**TASK OBJECTIVE**
Look for the word "Archive" in the data below, and copy every line that holds it.

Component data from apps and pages
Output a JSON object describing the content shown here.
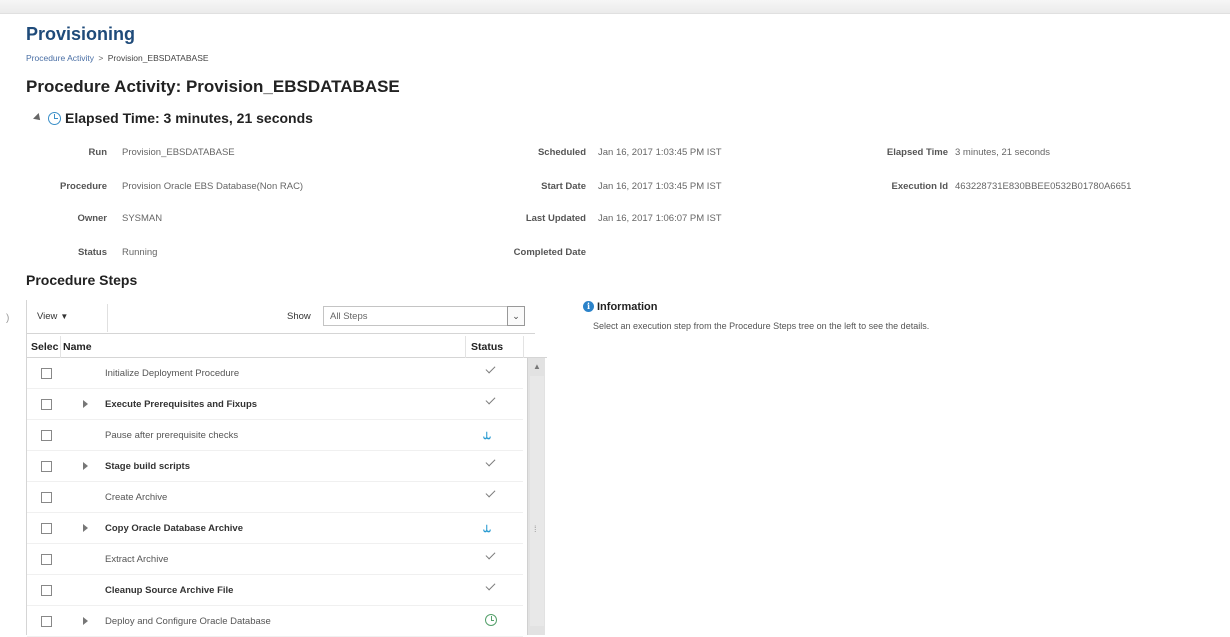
{
  "page": {
    "title": "Provisioning",
    "breadcrumb": {
      "link": "Procedure Activity",
      "separator": ">",
      "current": "Provision_EBSDATABASE"
    },
    "activity_title": "Procedure Activity: Provision_EBSDATABASE"
  },
  "elapsed": {
    "header": "Elapsed Time: 3 minutes, 21 seconds"
  },
  "details": {
    "run_label": "Run",
    "run_value": "Provision_EBSDATABASE",
    "procedure_label": "Procedure",
    "procedure_value": "Provision Oracle EBS Database(Non RAC)",
    "owner_label": "Owner",
    "owner_value": "SYSMAN",
    "status_label": "Status",
    "status_value": "Running",
    "scheduled_label": "Scheduled",
    "scheduled_value": "Jan 16, 2017 1:03:45 PM IST",
    "start_label": "Start Date",
    "start_value": "Jan 16, 2017 1:03:45 PM IST",
    "updated_label": "Last Updated",
    "updated_value": "Jan 16, 2017 1:06:07 PM IST",
    "completed_label": "Completed Date",
    "completed_value": "",
    "elapsed_label": "Elapsed Time",
    "elapsed_value": "3 minutes, 21 seconds",
    "execution_label": "Execution Id",
    "execution_value": "463228731E830BBEE0532B01780A6651"
  },
  "steps": {
    "section_title": "Procedure Steps",
    "view_label": "View",
    "show_label": "Show",
    "show_value": "All Steps",
    "col_select": "Selec",
    "col_name": "Name",
    "col_status": "Status",
    "rows": [
      {
        "name": "Initialize Deployment Procedure",
        "bold": false,
        "expandable": false,
        "status": "check-icon"
      },
      {
        "name": "Execute Prerequisites and Fixups",
        "bold": true,
        "expandable": true,
        "status": "check-icon"
      },
      {
        "name": "Pause after prerequisite checks",
        "bold": false,
        "expandable": false,
        "status": "running-icon"
      },
      {
        "name": "Stage build scripts",
        "bold": true,
        "expandable": true,
        "status": "check-icon"
      },
      {
        "name": "Create Archive",
        "bold": false,
        "expandable": false,
        "status": "check-icon"
      },
      {
        "name": "Copy Oracle Database Archive",
        "bold": true,
        "expandable": true,
        "status": "running-icon"
      },
      {
        "name": "Extract Archive",
        "bold": false,
        "expandable": false,
        "status": "check-icon"
      },
      {
        "name": "Cleanup Source Archive File",
        "bold": true,
        "expandable": false,
        "status": "check-icon"
      },
      {
        "name": "Deploy and Configure Oracle Database",
        "bold": false,
        "expandable": true,
        "status": "clock-icon"
      }
    ]
  },
  "information": {
    "title": "Information",
    "text": "Select an execution step from the Procedure Steps tree on the left to see the details."
  },
  "colors": {
    "title_blue": "#1f4b7a",
    "link_blue": "#4a6fa5",
    "info_blue": "#2a82c9",
    "running_blue": "#2a9bd1",
    "pending_green": "#55a06b"
  }
}
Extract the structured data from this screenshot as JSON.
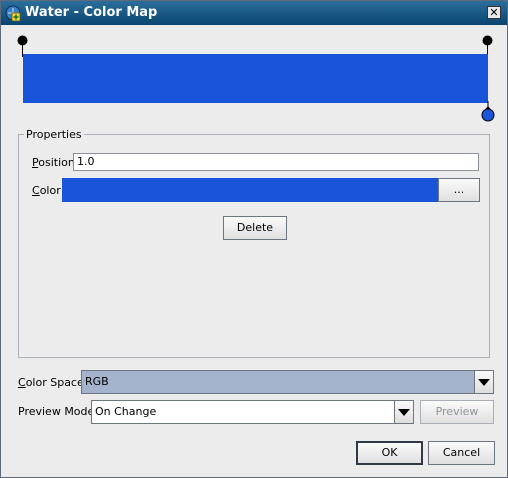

**SOLUTION BELOW**
        "name": "Create Archive",
        "name": "Copy Oracle Database Archive",
        "name": "Extract Archive",
        "name": "Cleanup Source Archive File",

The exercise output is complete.